BEGIN DATA UNDER STUDY
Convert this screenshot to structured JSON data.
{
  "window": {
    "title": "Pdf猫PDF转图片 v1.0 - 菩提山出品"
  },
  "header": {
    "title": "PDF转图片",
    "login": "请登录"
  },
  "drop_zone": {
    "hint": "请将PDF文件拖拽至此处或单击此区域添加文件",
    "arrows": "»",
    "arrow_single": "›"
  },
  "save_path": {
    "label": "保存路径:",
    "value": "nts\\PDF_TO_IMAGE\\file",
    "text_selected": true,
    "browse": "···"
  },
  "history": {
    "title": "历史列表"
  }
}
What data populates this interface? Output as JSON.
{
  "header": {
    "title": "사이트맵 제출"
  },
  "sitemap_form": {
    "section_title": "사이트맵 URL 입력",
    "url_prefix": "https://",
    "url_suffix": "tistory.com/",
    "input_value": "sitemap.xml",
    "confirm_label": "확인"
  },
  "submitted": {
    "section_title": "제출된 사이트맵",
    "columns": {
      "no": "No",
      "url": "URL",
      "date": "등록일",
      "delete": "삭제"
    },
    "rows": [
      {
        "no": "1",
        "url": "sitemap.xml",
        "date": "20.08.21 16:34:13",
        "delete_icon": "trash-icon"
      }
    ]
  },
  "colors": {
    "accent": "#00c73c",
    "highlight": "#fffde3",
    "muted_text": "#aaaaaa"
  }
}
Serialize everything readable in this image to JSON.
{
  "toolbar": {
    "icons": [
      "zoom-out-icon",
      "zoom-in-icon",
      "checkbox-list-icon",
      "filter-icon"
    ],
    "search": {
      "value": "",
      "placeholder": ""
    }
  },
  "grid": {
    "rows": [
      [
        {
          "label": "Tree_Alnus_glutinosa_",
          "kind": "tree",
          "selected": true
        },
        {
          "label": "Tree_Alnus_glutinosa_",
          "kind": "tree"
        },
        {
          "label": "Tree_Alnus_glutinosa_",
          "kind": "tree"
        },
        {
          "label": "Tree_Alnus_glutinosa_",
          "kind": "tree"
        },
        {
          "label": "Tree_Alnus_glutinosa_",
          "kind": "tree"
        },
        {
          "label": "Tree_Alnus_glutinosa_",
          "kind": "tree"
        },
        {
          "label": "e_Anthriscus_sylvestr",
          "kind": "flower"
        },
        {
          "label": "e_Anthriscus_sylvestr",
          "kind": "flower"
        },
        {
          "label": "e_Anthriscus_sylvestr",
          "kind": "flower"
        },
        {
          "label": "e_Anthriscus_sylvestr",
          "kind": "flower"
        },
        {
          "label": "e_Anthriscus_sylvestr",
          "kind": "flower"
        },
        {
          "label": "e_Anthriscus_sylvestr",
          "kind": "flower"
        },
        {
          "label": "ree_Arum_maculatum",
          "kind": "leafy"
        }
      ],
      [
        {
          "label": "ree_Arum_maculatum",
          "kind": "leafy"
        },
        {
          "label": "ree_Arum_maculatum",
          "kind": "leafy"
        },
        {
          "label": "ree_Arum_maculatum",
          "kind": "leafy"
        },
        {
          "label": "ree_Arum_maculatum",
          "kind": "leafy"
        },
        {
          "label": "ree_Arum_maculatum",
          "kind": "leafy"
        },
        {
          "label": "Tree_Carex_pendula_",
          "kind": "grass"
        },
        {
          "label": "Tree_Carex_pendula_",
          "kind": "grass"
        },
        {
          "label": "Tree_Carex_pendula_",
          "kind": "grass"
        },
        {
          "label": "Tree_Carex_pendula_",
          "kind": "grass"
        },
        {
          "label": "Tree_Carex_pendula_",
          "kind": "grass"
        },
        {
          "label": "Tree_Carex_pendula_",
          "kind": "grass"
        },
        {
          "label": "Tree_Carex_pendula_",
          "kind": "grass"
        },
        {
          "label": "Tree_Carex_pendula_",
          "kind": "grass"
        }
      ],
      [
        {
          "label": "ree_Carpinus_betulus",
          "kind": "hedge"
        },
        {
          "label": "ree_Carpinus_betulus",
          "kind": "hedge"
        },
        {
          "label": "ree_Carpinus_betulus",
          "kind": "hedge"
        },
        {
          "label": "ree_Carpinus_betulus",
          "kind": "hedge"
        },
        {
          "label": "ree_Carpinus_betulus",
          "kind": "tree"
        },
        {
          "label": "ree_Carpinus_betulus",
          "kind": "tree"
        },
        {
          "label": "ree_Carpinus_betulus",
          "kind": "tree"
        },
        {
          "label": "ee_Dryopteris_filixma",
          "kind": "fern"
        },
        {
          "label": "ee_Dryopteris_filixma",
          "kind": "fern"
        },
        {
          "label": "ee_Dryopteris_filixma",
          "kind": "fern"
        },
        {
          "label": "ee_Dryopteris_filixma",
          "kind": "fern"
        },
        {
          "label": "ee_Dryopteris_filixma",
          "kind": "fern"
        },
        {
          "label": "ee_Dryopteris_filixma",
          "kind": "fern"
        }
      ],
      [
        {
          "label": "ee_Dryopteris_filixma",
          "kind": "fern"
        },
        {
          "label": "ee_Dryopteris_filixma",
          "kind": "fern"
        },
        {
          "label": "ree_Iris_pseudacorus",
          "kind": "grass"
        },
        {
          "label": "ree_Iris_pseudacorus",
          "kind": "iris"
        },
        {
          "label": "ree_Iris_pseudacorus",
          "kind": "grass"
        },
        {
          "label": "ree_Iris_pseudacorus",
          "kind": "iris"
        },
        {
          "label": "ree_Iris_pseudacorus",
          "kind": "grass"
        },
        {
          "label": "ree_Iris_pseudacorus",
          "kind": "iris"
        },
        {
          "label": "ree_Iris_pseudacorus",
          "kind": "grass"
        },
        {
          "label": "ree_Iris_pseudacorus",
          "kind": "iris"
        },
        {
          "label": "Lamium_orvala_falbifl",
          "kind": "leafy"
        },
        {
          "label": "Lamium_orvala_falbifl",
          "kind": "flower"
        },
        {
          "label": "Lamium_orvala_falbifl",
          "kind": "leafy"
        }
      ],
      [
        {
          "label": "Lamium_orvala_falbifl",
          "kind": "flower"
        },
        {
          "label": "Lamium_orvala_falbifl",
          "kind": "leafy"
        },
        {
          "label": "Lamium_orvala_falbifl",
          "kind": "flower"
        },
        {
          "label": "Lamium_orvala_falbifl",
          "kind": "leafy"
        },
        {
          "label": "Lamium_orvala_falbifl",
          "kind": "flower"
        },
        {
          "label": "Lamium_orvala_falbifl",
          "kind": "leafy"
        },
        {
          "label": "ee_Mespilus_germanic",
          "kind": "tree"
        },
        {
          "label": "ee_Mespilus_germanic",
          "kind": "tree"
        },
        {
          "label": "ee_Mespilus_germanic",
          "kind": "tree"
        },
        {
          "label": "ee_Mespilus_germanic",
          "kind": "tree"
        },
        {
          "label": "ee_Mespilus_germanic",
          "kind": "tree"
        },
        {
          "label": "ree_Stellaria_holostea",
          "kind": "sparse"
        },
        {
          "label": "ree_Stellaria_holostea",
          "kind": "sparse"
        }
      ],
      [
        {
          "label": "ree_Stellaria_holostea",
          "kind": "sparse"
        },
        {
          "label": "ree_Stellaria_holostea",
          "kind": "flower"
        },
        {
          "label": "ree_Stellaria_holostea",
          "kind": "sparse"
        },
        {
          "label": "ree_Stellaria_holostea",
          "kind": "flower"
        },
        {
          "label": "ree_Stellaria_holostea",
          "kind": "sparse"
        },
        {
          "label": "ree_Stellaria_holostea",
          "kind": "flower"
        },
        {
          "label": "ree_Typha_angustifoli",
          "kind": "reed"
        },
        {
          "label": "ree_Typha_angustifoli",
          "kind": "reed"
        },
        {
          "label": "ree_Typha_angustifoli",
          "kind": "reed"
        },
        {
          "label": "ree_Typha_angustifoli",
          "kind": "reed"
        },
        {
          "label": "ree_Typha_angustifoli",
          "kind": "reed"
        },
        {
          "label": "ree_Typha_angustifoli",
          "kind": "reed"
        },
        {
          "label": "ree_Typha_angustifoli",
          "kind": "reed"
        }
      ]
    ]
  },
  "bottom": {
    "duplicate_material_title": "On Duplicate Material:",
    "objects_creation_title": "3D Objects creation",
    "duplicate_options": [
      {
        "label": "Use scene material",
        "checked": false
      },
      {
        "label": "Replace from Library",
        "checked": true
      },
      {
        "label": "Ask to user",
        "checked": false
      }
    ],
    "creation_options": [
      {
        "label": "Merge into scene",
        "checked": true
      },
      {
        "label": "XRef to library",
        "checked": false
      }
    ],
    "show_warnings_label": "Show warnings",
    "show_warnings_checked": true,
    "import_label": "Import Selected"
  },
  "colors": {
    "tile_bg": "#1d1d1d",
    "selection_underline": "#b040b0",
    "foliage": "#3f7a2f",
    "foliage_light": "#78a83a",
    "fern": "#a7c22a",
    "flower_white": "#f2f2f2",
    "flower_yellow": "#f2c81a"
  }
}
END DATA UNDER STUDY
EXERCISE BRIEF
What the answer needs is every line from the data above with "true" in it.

YOUR RESPONSE
    "text_selected": true,
          "selected": true
        "checked": true
        "checked": true
    "show_warnings_checked": true,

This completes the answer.